++++ DATA ++++

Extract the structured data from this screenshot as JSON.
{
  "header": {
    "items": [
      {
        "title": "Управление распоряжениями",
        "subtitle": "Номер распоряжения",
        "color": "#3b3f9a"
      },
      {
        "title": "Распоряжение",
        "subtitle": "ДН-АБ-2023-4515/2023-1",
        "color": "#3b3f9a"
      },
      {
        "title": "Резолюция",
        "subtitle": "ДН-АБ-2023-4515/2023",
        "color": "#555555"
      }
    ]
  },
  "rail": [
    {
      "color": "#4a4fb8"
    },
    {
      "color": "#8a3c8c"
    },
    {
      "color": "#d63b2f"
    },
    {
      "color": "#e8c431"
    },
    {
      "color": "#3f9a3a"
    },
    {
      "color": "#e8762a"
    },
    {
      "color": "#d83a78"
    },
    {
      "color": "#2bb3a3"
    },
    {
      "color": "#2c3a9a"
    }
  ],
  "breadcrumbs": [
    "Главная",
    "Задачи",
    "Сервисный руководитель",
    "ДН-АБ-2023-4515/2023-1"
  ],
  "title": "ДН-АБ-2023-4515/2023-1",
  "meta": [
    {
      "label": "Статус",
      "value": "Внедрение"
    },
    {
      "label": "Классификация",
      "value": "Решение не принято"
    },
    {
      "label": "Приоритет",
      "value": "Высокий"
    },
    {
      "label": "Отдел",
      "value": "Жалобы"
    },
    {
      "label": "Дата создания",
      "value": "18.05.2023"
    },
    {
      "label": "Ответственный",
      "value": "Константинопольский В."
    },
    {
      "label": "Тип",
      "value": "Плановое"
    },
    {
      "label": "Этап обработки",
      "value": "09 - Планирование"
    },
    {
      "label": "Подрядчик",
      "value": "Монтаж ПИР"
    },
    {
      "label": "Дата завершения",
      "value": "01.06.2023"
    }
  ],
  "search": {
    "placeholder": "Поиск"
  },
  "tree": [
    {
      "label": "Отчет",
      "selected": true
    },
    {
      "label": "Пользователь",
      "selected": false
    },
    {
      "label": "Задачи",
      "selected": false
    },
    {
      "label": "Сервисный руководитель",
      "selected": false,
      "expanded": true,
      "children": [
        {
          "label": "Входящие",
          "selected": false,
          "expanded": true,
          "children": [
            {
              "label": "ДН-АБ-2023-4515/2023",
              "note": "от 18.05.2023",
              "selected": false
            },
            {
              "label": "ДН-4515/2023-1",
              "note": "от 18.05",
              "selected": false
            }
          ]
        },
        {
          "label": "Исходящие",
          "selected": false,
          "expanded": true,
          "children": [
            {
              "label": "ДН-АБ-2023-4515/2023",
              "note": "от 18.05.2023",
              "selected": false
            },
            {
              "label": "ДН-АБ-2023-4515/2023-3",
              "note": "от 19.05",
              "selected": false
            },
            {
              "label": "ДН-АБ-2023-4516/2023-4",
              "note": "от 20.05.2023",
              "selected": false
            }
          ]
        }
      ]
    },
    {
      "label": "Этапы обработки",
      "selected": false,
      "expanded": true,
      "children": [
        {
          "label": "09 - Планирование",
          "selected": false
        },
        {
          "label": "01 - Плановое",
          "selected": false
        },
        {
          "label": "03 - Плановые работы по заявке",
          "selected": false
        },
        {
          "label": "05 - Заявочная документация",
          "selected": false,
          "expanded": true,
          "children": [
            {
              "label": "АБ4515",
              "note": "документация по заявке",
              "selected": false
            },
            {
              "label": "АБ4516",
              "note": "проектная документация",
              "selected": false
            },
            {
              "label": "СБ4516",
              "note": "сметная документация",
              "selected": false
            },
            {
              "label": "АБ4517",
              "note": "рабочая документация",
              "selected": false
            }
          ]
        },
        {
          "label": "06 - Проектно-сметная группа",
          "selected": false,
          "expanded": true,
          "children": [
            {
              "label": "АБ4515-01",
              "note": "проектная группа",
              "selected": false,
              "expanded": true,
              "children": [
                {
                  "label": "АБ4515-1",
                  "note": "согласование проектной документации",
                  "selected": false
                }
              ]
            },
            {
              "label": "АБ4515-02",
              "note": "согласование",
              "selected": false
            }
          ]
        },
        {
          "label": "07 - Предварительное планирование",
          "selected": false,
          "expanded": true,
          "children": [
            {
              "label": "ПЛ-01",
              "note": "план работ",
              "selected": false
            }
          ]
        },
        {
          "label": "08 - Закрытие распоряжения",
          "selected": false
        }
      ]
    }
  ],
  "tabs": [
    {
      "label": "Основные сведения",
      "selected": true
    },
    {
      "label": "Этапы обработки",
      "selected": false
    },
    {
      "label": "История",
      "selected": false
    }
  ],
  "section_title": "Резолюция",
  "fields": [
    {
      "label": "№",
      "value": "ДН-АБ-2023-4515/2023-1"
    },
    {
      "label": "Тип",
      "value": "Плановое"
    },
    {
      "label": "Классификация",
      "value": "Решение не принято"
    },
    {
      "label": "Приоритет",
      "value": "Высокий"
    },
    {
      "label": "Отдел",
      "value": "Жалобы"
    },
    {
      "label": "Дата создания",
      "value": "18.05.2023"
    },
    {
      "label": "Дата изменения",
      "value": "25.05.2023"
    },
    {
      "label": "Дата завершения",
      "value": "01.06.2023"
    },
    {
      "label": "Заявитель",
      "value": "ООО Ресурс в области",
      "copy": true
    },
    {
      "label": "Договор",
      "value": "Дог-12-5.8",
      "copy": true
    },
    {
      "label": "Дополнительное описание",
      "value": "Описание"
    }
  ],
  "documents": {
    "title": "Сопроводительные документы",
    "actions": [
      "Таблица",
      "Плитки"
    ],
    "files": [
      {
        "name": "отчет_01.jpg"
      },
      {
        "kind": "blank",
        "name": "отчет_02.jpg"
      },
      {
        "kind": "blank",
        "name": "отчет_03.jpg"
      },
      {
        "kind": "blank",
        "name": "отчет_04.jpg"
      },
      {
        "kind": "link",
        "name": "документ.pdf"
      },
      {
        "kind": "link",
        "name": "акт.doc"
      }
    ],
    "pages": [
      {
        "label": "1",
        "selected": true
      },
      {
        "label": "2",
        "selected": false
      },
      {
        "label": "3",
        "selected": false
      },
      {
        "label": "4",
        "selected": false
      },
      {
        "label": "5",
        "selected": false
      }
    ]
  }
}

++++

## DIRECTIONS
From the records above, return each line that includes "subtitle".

## FINAL ANSWER
        "subtitle": "Номер распоряжения",
        "subtitle": "ДН-АБ-2023-4515/2023-1",
        "subtitle": "ДН-АБ-2023-4515/2023",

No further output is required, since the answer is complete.